Who Does it Involve?
Photo courtesy of Okanagan College
Who is Involved in the Apprenticeship Process?
An apprentice is hired by an employer, works with a journeyperson in order to learn a trade, and is officially registered with their province or territory. Apprentices are responsible for going to their technical training and completing all the required assignments and examinations. Apprentices are paid employees who may also receive Employment Insurance benefits and federal or provincial/territorial grants.
A certified journeyperson is recognized as a qualified and skilled person in a trade, and, therefore, entitled to the wages and benefits associated with that trade. A certified journeyperson is allowed to train and act as a mentor to a registered apprentice. Journeypersons can sign off on whether apprentices are achieving their key competencies on-the-job and play an important role in developing apprentice skill sets.
Apprenticeship authorities exist in every province and territory. Their role is to administer trades training. They are involved throughout the apprenticeship process. Apprentices and employer sponsors officially register with the apprenticeship authority and, throughout the apprenticeship, the training provided must adhere to the standards set up by the province or territory. Individuals who have prior experience or learning to be assessed should speak to the apprenticeship authority, which may determine that previous work experience and training can be applied to an apprenticeship. At the end of the training, it is the apprenticeship authority who administers the examination process and issues the Certificate of Qualification from the province or territory.

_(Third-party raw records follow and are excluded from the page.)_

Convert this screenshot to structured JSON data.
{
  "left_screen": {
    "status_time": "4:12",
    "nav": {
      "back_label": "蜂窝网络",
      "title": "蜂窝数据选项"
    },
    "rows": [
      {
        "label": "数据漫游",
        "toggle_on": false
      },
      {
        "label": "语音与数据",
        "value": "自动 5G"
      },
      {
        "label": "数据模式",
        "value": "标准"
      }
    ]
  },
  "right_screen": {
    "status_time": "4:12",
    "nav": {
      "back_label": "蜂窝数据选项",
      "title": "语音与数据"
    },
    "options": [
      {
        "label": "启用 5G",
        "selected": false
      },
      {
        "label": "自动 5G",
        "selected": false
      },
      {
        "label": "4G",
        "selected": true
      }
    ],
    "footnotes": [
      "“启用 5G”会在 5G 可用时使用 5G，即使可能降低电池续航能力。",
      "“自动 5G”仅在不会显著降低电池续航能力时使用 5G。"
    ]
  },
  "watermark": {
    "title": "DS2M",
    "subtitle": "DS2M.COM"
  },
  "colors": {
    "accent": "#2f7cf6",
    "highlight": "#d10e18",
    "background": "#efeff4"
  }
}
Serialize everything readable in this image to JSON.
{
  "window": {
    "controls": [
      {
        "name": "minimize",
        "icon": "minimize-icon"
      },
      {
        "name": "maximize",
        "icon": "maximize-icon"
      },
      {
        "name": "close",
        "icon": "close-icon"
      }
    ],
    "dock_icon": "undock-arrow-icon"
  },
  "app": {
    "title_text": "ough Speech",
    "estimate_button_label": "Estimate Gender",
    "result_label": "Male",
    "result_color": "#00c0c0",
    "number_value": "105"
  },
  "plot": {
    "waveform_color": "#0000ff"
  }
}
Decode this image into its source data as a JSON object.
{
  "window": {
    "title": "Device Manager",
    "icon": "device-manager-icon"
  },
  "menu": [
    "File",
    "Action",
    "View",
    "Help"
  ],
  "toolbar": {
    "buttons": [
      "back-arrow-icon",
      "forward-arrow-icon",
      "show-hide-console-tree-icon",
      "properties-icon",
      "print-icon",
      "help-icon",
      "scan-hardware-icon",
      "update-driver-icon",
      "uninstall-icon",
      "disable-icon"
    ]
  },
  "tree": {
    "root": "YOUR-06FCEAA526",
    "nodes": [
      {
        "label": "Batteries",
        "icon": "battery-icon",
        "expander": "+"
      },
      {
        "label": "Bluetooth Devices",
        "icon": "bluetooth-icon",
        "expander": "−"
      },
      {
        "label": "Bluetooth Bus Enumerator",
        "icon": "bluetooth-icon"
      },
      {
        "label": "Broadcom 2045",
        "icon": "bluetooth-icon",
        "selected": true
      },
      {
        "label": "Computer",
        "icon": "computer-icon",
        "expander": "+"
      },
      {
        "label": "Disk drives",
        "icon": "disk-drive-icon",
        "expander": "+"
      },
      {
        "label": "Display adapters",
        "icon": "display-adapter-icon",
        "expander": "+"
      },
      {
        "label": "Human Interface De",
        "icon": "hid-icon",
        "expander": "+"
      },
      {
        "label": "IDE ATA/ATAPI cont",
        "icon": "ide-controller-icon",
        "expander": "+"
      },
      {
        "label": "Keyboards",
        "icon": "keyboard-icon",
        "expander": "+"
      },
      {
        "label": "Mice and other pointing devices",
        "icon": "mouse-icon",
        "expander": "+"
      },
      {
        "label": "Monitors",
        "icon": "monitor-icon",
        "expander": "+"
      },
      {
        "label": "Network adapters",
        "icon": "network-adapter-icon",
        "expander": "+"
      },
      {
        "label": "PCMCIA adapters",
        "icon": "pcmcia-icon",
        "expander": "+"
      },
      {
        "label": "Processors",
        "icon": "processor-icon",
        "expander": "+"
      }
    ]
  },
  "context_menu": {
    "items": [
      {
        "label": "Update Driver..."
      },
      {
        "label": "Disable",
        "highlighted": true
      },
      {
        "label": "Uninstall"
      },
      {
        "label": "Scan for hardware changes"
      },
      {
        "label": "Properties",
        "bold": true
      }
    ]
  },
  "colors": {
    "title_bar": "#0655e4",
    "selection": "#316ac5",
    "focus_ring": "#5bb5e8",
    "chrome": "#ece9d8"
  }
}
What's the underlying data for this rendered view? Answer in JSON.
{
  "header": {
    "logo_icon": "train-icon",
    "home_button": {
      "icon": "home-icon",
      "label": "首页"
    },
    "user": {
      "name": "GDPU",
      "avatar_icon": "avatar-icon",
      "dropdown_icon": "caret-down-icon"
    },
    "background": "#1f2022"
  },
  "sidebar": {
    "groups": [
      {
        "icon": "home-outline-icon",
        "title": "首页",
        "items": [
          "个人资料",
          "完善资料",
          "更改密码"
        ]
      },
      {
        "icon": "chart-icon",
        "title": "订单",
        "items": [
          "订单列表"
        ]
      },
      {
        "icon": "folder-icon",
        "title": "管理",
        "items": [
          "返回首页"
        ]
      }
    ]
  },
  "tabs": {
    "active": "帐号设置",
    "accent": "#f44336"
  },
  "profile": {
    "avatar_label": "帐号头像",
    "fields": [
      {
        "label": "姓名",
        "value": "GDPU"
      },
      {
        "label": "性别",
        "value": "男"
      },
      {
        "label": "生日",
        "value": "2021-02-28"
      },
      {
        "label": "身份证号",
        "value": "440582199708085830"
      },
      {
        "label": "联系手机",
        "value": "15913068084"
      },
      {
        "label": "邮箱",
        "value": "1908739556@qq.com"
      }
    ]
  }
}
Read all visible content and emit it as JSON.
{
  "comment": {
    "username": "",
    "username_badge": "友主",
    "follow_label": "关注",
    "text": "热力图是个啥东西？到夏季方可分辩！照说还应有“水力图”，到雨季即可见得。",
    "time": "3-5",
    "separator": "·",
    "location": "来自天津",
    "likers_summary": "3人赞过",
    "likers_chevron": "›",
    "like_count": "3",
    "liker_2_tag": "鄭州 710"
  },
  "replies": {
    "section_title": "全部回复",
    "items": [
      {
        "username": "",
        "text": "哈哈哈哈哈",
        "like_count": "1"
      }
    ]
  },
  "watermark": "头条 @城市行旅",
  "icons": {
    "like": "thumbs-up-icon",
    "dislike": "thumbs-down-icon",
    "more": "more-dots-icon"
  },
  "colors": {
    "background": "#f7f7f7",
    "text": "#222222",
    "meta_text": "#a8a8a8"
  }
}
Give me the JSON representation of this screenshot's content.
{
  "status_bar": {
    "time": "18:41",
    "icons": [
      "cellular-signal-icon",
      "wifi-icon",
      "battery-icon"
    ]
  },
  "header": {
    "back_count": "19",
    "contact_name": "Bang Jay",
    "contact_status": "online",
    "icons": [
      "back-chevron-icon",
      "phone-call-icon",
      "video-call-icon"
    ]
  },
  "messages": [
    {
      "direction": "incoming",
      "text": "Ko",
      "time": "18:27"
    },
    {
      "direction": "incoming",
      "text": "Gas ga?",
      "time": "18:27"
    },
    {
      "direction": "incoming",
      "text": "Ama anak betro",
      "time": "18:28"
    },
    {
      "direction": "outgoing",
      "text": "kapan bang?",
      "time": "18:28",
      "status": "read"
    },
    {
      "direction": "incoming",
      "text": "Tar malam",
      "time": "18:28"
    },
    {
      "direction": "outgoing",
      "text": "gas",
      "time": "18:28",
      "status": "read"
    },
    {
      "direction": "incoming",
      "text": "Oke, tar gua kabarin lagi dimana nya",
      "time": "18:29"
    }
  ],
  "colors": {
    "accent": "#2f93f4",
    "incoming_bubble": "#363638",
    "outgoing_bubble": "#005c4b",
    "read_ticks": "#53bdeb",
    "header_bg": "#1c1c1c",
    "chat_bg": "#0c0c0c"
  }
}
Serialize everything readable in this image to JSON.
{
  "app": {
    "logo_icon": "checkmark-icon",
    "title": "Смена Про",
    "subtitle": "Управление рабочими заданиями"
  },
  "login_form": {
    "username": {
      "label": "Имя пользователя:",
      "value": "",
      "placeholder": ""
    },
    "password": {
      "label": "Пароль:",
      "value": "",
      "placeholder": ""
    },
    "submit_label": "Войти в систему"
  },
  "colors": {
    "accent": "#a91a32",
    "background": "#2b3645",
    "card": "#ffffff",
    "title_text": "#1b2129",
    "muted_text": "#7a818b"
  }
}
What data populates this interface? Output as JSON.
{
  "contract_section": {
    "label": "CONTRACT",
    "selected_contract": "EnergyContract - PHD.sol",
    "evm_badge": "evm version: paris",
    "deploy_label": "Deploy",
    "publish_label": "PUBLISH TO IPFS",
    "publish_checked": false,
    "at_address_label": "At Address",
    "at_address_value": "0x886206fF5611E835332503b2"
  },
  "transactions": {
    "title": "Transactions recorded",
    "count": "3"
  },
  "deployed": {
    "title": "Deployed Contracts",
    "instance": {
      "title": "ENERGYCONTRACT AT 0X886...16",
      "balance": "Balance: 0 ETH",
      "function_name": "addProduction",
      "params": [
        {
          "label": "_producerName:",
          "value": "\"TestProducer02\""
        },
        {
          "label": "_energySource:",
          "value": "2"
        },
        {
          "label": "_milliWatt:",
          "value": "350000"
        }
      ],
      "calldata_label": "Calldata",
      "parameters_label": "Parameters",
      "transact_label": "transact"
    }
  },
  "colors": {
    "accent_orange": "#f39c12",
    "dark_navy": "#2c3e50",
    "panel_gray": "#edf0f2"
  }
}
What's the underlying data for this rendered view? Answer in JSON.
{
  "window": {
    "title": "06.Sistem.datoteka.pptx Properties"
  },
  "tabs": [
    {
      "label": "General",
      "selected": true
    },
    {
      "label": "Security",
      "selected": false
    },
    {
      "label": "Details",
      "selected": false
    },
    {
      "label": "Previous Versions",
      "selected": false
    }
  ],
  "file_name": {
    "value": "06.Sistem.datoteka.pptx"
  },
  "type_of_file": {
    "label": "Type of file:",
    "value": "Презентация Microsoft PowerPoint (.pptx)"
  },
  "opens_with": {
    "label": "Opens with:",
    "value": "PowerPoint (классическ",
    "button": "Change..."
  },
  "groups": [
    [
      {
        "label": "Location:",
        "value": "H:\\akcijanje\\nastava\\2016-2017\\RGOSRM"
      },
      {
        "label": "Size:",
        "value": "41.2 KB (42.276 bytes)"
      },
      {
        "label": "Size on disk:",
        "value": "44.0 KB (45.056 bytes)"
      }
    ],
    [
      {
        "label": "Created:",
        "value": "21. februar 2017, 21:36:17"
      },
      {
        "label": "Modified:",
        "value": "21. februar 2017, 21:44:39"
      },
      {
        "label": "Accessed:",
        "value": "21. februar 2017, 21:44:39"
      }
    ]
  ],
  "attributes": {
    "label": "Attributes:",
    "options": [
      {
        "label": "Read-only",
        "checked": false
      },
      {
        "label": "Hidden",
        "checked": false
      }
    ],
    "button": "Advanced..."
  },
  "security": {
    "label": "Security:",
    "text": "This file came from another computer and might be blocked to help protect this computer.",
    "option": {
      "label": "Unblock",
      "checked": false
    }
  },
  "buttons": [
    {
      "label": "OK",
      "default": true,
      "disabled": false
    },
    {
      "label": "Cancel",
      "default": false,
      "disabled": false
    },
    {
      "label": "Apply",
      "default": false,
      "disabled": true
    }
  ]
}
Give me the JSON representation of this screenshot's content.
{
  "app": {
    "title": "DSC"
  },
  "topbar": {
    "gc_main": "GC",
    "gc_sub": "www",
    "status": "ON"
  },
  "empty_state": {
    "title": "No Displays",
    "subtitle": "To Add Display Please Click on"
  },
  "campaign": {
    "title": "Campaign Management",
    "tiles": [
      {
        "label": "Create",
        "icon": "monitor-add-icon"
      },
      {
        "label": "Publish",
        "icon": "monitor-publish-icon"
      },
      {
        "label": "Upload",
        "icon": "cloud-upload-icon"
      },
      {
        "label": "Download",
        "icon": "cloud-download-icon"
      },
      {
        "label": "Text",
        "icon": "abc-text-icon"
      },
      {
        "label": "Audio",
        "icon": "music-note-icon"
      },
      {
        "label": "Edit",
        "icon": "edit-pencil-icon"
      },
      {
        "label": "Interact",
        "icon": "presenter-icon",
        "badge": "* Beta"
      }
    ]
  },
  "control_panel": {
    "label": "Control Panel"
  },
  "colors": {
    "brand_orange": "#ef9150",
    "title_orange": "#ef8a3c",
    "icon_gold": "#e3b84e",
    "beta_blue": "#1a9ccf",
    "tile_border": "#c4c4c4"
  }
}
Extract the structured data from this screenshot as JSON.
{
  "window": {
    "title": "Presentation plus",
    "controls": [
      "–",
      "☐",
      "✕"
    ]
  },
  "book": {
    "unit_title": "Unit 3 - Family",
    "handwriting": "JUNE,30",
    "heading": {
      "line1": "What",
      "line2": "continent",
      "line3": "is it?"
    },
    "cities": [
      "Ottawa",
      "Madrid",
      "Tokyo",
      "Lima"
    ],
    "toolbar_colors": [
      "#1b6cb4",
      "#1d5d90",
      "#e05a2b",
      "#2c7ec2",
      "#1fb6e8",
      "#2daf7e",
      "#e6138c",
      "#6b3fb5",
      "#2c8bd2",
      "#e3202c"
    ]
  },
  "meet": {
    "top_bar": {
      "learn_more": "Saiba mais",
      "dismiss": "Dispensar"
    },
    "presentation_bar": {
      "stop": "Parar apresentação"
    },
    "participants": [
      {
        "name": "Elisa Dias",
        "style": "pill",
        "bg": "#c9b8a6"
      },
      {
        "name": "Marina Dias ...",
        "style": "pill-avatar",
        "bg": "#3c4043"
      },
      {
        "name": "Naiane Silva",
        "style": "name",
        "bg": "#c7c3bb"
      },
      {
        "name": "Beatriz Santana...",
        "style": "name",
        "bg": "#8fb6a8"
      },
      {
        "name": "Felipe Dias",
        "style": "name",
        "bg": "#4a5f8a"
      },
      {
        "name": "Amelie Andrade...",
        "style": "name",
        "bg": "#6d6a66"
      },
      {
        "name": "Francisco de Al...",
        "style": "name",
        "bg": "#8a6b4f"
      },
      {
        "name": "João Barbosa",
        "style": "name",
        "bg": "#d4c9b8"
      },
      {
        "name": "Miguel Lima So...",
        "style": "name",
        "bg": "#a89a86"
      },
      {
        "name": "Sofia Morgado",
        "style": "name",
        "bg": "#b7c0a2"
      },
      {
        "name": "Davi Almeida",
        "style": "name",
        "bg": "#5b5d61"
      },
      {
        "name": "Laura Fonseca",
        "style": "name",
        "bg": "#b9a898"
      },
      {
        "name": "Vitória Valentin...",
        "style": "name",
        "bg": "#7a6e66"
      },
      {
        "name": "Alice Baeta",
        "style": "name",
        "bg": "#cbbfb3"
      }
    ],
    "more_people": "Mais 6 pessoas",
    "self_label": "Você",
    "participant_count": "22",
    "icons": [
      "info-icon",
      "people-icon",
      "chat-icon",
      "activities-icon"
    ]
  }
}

Apprenticeship is regulated by the provinces and territories, creating 13 unique systems geared to the labour market needs and conditions in each region of Canada. Jurisdictions offer a variety of supports, incentives and programs to respond to the needs of their apprenticeship stakeholders.